You don't say what the value of the earrings are, but I'm going to guess the victim has some level of money. This would indicate it is occurring in a neighborhood or town with some money, as opposed to inner city Los Angeles. Further the kid has a clean record.

So if this goes to court, the victim has to spend a day in court, and as her attorney, I'd make sure the day was a very long one. Further, at least on some level, the victim's kid and the bad kid probably go to the same school and know each other. I don't know her school record. Or the victim can insist on this not going to court, and not wasting a day out of the victim's life, and helping a kid the victim's family knows.

So I don't think the victim is likely to insist on prosecuting, even if the victim is pissed on the day they call the police. Think the police don't know this? And they know that the most they might get is a conviction with a suspended sentence, that would be annulled in a few years under most states' youth offender statutes (most states allow young offenders who are technically adults show be behavior after their conviction that they've learned their lessons). Personally, if I couldn't get this placed on file with a finding (in other words -- no record), I'd actually have to wake up for the case and do some work.

My guess is the police would have her come to the police station. Once the earrings are returned, they'd probably throw her into an interrogation room for a couple of hours, let her sweat, then good cop/bad cop her into an emotional wreck, then let her go. Odds are she will have learned her lesson and the police will have made effective use of limited resources.


Hello!
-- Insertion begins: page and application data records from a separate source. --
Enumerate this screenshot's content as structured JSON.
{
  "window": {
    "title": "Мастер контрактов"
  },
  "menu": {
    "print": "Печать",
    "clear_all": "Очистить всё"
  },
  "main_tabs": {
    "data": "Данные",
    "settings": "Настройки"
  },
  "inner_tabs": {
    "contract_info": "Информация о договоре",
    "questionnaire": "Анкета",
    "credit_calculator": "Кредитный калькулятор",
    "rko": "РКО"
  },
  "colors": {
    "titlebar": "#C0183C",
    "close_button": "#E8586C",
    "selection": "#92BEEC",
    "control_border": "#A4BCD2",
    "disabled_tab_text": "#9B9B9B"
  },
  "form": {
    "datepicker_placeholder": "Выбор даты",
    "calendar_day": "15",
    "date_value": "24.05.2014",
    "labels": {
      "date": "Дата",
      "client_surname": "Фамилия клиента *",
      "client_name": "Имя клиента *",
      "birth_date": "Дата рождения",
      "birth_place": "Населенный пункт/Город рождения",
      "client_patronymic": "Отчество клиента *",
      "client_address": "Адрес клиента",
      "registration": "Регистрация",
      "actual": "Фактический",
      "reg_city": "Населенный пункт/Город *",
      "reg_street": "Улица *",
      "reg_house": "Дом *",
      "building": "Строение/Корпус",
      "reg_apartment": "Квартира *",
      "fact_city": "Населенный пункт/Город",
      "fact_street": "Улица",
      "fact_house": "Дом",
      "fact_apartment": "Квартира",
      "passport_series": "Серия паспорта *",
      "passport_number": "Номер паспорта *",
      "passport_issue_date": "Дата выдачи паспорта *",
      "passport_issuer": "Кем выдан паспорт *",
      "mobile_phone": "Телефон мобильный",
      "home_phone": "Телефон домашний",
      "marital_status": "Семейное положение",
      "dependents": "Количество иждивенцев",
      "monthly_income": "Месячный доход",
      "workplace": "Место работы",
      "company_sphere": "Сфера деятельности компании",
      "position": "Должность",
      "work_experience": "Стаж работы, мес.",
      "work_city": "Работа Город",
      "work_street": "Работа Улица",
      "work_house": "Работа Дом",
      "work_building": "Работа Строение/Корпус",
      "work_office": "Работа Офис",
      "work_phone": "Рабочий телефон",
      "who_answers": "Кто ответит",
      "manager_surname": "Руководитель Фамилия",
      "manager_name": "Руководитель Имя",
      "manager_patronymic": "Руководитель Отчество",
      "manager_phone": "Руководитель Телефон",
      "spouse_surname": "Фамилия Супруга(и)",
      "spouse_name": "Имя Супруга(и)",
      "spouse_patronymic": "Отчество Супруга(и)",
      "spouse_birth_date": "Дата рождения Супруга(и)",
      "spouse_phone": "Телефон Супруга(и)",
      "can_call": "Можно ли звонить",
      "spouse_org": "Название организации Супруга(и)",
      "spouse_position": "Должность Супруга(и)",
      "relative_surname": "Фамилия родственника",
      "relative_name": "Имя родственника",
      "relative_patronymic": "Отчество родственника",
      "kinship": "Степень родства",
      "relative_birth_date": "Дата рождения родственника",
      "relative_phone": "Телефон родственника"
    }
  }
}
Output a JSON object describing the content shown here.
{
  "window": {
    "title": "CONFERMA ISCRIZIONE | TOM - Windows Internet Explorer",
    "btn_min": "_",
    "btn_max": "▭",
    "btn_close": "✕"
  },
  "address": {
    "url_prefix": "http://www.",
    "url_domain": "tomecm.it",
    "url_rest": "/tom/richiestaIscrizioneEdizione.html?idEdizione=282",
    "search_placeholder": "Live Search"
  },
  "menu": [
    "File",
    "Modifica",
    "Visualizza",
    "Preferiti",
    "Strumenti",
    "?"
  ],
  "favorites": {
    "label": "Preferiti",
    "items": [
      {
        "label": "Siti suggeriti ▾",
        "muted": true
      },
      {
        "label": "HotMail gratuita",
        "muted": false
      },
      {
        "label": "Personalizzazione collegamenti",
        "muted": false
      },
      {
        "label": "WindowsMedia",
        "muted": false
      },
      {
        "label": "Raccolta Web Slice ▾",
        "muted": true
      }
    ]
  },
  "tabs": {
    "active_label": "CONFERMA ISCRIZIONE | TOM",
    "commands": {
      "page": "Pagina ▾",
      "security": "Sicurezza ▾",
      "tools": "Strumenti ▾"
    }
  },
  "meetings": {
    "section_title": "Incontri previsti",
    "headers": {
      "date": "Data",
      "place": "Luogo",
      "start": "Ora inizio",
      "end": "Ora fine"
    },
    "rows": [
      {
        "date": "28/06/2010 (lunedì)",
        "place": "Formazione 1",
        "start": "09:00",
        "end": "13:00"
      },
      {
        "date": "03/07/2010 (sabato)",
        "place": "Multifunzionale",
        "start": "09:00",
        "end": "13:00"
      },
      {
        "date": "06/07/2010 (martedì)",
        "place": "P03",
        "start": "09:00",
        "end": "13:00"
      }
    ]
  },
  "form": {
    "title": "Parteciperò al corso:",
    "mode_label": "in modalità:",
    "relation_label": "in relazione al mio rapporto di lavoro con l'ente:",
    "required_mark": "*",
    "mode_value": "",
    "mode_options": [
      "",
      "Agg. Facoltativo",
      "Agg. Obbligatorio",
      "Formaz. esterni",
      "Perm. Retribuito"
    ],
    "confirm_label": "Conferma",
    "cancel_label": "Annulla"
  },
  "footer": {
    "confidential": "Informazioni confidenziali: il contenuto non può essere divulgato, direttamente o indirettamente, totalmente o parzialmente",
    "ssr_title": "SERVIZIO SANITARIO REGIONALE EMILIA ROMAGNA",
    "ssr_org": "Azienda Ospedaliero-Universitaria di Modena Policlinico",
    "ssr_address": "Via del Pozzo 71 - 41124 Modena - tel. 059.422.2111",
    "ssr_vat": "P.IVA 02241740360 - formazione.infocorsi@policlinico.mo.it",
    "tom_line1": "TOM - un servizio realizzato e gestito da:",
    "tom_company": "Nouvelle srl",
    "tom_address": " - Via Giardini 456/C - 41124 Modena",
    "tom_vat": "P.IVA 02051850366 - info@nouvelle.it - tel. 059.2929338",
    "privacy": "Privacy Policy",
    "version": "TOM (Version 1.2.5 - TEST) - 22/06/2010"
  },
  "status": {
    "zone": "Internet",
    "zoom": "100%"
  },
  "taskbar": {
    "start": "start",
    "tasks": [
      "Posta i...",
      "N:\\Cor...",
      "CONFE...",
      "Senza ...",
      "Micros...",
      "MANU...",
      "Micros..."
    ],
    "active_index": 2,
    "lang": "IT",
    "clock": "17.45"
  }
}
In my WIP, my MC takes a pair of diamond earrings from the parents' bedroom at a party. She was seen leaving the room, and the cops come to her house the next day. She's not home. Her mom calls her cell and tells her to get home No, the police would request she go down to the station. If she's an adult, by herself. If she's a minor, with her mother. The police have no interest in transporting prisoners if they can avoid it. Let her get to the station on her own steam would be their approach. - in the meantime, Mom finds the earrings in her room. I can see mom searching the room. I've also had reasonable parents (my opinion, not their kids) who have turned evidence over to the police.

This is a first time offense. Big factor here. The cops take her to the station. Right now I have her possibly put on probation - but does that depend upon the victim pressing charges? Somewhat, but the police can discourage people from filing charges. If they decide not to, does she just walk w/o any legal issues? Yes, although the police would almost definitely give her a lecture. A lot of this will depend upon how the police read your character.

Also, would she be put on probation right away, while at the police station, or is there a court date necessary. Most likely if this went anywhere, she'd be put into a diversion program. These are programs designed to take stupid acts by young people and turn the behavior around. I have tried to look this stuff up and can't find a lot of direct "this is how it works" information. Lots of variables here, both from the view of each different state, and different police departments, and then how the individual facts play out. Two towns right next to each other could handle this very differently.

Thanks for any help you can provide!

Best of luck,

Jim Clark-Dawe

cornetto
01-12-2011, 02:48 AM
Easiest solution: don't involve the cops at all. Homeowner discovers the theft and questions son about the party. Son already knows MC was in the bedroom (maybe she was in there with him, admiring or even trying on the earrings). Son convinces parents to not go to police. He and his parents go to MC's house and talk to mother. MC has to come home and face them all together. That could almost be worse than getting arrested.

JamieB
01-12-2011, 05:26 AM
Thank you all for your time and posts - they've been extremely helpful!!!!